One of the great things about university is the mix of things, not just of people from different places and background, but also the stuff available to accommodate such a mix.
University time is also a time of adventure where people try out new stuff. Therefore I believe it is sensible to try out the weird and wonderful mix of food available from shops around University of Southampton, particularly the one in the SUSU shop, as it is possibly the closest and easiest for most students.
I shall kick off this delicious journey with an article on snacks from oriental shops. But why oriental snacks, you asked. First, snacking is an important part of being a student, I believe. Secondly, oriental snacks provide a different perspective to snacking, as they are often slightly different to their western counterpart.
However, from my observations, I suspect students without an oriental background would hesitate to undertake such an ambitious move of trying. One of the reasons is the original packaging with huge, undecipherable characters written on them. Although by law they must have the local language written on them, it is usually in a form of a densely printed label, with font size too small for flies.
But I believe there are delights to be found in trying them out, because they certainly have something special. If not, why would someone bother transporting them half way across the globe? Some of my Hong Kong friends bring back a suitcase of snacks after a summer holiday. For them, it is the taste of childhood. So what can they offer to westerners?
First, they are obviously different. One of the most iconic oriental snacks is of course seaweed. It is so notoriously famous that buffets have burnt crispy cabbage and named it after them. It is hard to find a Western equivalent because it is a product under considerable cultural influence. Most westerners may have considered seaweed inedible.

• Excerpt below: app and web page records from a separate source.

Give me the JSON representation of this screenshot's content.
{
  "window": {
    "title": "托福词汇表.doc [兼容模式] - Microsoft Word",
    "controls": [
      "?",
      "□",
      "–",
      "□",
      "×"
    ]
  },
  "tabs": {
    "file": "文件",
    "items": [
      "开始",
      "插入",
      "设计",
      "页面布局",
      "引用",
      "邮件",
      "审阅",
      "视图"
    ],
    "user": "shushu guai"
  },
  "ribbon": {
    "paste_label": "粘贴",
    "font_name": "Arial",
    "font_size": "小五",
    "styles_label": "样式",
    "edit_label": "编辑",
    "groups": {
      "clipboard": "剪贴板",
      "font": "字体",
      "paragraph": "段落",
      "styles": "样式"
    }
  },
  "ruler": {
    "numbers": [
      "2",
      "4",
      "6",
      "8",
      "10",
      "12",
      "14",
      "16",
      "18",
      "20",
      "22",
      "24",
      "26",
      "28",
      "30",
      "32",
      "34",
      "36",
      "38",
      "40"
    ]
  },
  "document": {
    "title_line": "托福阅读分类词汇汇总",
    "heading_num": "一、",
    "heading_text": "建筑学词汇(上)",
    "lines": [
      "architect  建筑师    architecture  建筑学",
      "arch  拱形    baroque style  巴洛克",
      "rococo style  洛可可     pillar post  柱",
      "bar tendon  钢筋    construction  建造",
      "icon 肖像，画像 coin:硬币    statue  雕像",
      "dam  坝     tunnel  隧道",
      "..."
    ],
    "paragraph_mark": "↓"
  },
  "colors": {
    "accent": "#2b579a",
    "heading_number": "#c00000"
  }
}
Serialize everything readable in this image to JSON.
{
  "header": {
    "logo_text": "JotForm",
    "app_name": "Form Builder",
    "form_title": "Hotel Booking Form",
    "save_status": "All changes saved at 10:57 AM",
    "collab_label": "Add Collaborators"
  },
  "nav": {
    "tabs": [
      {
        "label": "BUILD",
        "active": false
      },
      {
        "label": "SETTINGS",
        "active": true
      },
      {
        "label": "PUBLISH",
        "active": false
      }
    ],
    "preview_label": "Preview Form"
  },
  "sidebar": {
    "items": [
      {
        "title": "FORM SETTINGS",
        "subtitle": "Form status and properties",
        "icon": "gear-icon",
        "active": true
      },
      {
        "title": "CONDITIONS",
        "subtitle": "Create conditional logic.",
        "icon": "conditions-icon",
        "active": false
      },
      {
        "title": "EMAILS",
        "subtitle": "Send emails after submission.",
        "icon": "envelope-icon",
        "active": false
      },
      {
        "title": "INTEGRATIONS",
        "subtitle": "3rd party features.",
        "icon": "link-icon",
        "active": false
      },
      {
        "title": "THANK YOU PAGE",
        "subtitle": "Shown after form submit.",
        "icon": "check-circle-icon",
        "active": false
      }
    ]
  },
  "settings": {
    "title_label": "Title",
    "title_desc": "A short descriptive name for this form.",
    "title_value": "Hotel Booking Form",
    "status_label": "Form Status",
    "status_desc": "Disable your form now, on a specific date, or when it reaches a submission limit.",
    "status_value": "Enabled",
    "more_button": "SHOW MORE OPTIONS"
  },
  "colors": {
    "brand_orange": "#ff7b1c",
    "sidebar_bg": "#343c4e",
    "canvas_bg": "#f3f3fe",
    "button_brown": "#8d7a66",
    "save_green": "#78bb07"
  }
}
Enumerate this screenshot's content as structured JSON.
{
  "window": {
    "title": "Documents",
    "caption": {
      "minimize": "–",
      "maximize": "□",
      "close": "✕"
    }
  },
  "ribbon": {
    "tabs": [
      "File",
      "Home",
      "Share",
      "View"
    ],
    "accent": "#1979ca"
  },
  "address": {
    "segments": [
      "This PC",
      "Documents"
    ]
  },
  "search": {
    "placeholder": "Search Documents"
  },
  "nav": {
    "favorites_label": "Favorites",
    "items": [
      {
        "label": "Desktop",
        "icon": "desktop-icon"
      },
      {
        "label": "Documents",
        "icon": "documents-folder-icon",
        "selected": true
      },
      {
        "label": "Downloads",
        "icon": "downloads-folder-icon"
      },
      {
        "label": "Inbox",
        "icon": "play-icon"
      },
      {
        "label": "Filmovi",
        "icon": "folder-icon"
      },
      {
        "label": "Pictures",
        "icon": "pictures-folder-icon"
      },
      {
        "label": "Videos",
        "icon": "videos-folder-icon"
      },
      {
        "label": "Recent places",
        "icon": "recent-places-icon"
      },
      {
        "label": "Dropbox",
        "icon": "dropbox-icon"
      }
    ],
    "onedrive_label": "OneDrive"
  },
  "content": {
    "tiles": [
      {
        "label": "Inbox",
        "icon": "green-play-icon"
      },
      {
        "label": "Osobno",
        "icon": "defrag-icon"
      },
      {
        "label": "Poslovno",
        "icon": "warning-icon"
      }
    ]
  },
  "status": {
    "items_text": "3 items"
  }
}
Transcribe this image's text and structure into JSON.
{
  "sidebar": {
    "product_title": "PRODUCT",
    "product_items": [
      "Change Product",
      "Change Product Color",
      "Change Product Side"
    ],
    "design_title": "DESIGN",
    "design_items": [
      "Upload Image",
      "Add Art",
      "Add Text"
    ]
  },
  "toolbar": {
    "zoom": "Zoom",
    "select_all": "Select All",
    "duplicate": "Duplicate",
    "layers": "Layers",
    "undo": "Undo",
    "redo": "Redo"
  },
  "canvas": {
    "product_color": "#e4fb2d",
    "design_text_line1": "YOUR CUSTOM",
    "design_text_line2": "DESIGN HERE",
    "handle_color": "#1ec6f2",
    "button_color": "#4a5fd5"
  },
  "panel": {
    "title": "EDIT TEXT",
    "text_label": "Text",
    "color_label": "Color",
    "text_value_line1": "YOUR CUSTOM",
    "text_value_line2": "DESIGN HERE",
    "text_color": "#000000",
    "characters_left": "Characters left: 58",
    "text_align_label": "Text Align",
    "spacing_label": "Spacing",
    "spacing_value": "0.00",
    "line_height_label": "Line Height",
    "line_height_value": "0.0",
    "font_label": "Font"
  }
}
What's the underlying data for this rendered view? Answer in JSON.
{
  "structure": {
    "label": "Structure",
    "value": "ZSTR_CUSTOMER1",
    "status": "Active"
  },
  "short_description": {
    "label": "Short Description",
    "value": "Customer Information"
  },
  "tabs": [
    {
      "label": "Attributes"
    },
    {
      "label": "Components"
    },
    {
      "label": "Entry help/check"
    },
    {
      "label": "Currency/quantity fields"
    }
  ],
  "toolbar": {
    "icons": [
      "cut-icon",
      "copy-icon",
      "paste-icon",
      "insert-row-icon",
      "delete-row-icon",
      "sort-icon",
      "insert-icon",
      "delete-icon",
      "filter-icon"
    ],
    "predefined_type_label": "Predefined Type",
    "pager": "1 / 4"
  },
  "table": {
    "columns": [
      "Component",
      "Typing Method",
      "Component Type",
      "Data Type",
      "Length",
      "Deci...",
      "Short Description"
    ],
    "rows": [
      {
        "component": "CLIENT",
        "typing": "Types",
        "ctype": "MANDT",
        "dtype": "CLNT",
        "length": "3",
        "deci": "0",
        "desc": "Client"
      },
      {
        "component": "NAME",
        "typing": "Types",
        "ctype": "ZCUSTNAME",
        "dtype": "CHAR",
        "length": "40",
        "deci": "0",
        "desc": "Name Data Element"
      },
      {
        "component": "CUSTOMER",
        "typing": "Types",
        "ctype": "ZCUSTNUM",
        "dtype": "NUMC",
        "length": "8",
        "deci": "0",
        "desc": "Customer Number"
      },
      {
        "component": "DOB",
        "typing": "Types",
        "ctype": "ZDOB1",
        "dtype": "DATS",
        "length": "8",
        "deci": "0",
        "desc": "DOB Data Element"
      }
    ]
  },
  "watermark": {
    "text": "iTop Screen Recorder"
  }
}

Second, they are authentic. I can testify that I found most of the snacks available here identical to the one I found at my hometown in the Hong Kong area. I would even say the collection here cover most of the variety there.
Third, they are delicious. Fact.